The problem: Search the records for lines that contain the word "label". Copy them all.

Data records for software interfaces

"""

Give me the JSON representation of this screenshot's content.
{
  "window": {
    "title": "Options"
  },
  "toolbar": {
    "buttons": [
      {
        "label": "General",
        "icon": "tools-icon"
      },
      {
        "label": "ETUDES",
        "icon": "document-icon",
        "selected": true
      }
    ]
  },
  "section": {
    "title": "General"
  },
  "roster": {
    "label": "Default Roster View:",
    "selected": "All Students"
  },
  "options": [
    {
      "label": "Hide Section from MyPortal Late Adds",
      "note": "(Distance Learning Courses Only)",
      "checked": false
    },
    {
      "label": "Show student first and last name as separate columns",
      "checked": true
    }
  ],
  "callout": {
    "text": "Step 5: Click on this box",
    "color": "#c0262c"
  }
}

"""

Solution for this task:
        "label": "General",
        "label": "ETUDES",
    "label": "Default Roster View:",
      "label": "Hide Section from MyPortal Late Adds",
      "label": "Show student first and last name as separate columns",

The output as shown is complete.